The number of people who have died from coronavirus in Ayrshire has increased by six, the latest data from the National Records of Scotland shows.

Last week we reported how four people in Ayrshire were reported as having died where coronavirus was recorded on the death certificate.

This week's figures, published earlier today, cover the period from March 22-28 and show an increase of two in the number of weekly deaths, with six people reported to have lost their lives in the three Ayrshire council areas.

Although there was a slight increase it is still the second lowest number of weekly deaths since the first week of October, last week being the only one with a lower total recorded.

North Ayrshire has recorded zero deaths for the first time since the first week of October.

In East Ayrshire there were five people who died, an increase from one the previous week.

And in South Ayrshire, where zero deaths were recorded last week, one person has reportedly died from the virus.

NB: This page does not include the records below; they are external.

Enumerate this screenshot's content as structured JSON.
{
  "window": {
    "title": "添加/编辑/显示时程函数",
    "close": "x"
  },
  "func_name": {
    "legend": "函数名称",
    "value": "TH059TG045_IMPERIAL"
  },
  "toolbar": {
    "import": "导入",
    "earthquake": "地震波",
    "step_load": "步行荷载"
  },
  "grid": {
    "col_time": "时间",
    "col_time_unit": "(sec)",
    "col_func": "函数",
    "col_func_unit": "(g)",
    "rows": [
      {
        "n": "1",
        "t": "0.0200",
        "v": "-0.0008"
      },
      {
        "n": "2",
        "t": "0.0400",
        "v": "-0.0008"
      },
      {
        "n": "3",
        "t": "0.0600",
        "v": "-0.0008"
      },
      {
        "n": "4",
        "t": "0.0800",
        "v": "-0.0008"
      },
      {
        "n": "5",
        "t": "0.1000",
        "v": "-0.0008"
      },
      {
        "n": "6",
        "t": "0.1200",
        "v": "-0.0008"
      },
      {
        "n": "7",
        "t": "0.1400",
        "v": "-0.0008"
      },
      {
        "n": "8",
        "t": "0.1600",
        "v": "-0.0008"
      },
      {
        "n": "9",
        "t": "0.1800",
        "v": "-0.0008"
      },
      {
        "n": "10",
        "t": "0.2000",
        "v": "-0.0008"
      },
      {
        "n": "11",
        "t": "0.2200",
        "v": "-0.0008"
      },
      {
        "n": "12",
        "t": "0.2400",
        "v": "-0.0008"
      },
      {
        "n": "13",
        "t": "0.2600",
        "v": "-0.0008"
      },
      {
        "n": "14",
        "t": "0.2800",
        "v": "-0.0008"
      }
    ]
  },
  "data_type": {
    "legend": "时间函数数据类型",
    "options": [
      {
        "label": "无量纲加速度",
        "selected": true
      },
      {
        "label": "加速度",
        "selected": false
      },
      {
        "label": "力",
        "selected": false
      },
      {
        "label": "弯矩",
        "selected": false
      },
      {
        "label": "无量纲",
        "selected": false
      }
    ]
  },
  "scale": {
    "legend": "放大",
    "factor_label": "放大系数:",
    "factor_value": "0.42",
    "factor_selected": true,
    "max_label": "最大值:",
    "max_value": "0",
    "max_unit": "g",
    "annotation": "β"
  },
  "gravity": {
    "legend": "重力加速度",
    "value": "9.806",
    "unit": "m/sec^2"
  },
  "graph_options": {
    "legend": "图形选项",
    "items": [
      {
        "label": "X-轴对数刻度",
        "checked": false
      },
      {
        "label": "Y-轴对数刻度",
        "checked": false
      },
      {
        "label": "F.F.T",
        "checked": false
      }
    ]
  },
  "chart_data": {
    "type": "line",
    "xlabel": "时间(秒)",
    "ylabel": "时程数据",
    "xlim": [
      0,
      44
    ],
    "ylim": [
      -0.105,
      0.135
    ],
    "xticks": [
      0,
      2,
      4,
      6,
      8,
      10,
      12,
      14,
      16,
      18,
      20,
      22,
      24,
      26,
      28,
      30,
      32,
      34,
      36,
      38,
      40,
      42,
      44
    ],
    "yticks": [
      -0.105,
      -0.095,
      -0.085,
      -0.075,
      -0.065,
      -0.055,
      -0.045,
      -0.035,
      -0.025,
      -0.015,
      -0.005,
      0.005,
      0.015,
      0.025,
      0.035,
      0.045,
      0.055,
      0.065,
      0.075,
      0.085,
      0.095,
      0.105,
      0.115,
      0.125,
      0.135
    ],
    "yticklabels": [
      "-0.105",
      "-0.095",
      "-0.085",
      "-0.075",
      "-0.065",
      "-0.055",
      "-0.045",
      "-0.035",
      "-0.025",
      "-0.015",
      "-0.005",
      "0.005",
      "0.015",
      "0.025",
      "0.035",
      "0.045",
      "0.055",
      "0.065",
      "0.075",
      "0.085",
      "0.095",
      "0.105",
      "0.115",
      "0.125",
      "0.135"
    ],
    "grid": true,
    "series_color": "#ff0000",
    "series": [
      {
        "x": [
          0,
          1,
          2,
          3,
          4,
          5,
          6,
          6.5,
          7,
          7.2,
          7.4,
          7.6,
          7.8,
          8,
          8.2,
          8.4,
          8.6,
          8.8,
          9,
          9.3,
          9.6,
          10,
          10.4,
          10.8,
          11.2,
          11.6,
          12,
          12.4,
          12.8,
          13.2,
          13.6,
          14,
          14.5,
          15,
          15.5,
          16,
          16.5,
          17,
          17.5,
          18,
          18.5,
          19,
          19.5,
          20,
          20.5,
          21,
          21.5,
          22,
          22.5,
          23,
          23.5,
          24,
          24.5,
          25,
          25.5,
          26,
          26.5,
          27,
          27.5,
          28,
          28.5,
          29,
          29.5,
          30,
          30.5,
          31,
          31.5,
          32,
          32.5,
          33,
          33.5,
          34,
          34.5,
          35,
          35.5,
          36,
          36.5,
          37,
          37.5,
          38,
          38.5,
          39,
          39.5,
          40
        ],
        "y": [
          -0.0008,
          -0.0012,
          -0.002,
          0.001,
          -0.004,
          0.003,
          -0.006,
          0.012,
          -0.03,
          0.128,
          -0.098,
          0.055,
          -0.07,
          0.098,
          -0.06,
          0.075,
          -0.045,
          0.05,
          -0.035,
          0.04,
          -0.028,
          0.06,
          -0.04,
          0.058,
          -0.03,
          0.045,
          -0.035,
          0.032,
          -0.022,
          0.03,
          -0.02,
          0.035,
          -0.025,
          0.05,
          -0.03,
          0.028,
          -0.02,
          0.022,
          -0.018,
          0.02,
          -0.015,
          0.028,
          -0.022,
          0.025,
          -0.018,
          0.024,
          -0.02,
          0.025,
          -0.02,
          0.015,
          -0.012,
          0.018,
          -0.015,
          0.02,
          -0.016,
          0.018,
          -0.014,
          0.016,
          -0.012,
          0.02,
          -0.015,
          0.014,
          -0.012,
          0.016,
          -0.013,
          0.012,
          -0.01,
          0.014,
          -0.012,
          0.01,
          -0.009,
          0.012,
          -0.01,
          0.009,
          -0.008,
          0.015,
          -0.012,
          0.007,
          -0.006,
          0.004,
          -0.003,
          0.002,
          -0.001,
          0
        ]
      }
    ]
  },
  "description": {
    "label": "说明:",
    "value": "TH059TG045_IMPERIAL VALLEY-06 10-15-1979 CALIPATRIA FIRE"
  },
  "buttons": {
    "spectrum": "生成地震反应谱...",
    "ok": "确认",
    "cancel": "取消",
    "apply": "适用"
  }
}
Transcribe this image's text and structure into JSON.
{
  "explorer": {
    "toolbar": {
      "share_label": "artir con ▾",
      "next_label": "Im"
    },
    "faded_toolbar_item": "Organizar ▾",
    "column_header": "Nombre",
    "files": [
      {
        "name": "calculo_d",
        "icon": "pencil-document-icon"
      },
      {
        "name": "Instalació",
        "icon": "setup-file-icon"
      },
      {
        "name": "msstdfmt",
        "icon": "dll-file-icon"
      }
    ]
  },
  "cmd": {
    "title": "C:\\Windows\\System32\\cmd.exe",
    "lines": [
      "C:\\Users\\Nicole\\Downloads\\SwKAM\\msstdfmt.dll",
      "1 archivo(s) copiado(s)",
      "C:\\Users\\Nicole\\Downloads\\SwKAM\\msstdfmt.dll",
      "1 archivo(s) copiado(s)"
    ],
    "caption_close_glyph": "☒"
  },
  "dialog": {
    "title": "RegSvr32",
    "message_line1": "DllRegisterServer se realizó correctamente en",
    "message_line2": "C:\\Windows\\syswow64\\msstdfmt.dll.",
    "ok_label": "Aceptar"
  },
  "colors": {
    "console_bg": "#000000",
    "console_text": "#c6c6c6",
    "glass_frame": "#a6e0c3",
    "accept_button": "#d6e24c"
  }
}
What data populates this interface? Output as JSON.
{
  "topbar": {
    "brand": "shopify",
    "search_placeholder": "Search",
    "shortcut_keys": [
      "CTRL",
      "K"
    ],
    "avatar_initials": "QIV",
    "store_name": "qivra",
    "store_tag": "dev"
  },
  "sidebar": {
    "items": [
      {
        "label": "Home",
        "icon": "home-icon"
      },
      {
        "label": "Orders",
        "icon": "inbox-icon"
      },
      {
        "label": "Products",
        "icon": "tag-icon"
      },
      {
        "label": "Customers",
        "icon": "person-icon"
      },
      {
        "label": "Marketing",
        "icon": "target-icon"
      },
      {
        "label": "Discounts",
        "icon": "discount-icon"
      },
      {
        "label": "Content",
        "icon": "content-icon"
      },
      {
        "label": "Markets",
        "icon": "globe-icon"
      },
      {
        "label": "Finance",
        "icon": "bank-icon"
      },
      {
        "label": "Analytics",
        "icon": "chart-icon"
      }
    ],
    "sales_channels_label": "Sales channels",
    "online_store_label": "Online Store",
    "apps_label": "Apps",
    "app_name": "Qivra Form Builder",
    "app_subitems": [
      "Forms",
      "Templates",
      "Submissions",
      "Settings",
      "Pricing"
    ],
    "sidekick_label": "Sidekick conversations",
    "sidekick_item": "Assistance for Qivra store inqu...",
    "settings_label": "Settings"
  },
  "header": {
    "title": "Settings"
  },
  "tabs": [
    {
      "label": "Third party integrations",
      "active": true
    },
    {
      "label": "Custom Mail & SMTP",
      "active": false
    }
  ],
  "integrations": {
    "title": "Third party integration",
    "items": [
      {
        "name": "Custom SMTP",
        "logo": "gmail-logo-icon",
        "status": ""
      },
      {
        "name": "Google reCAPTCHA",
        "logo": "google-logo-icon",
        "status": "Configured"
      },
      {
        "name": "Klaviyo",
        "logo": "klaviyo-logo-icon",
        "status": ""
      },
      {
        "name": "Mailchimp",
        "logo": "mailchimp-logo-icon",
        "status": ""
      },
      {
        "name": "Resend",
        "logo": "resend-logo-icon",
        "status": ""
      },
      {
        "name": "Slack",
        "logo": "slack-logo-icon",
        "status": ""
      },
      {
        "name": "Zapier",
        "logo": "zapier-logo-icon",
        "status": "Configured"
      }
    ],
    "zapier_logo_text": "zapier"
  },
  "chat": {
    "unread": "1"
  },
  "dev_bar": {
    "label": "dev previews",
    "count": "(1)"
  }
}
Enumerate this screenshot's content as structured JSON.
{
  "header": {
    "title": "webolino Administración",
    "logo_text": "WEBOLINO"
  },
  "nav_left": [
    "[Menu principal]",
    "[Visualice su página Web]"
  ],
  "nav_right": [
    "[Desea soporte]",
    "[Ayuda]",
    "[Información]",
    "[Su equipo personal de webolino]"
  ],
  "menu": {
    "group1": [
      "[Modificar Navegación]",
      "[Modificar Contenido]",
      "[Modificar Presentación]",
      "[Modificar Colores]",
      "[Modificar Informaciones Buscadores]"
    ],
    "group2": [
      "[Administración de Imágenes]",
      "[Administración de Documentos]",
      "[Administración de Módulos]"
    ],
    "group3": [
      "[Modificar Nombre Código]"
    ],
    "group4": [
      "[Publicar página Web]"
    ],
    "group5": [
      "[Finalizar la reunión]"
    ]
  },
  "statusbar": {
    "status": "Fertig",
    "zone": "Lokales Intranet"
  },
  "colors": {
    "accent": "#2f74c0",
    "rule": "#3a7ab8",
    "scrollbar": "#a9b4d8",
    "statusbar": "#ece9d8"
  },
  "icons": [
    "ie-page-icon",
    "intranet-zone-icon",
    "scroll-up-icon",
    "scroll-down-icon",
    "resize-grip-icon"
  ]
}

It means that 891 people in Ayrshire have now died where coronavirus is mentioned on the death certificate since the beginning of the pandemic.

Nationwide 9,958 deaths have been registered where the novel coronavirus (COVID-19) was mentioned on the death certificate.

In the week March 22-28, 61 deaths were registered across the country, a decrease of five deaths from the previous week.

The majority of deaths occurred in hospitals, representing 43 deaths, with 13 deaths at home or in non-institutional settings and five deaths in care homes.

Around half of deaths were people aged 75 and over, representing 32 deaths, and 13 deaths of those aged under 65.

Deaths from all causes are below average for this time of year for the third week in succession. There were 33 fewer deaths when compared with the five year average.

Pete Whitehouse, Director of Statistical Services, said: “It is welcome to report that this is the ninth week in succession where we have seen a fall in the number of COVID-related deaths and it’s the third where there were fewer deaths from all causes, in comparison with the five-year average”.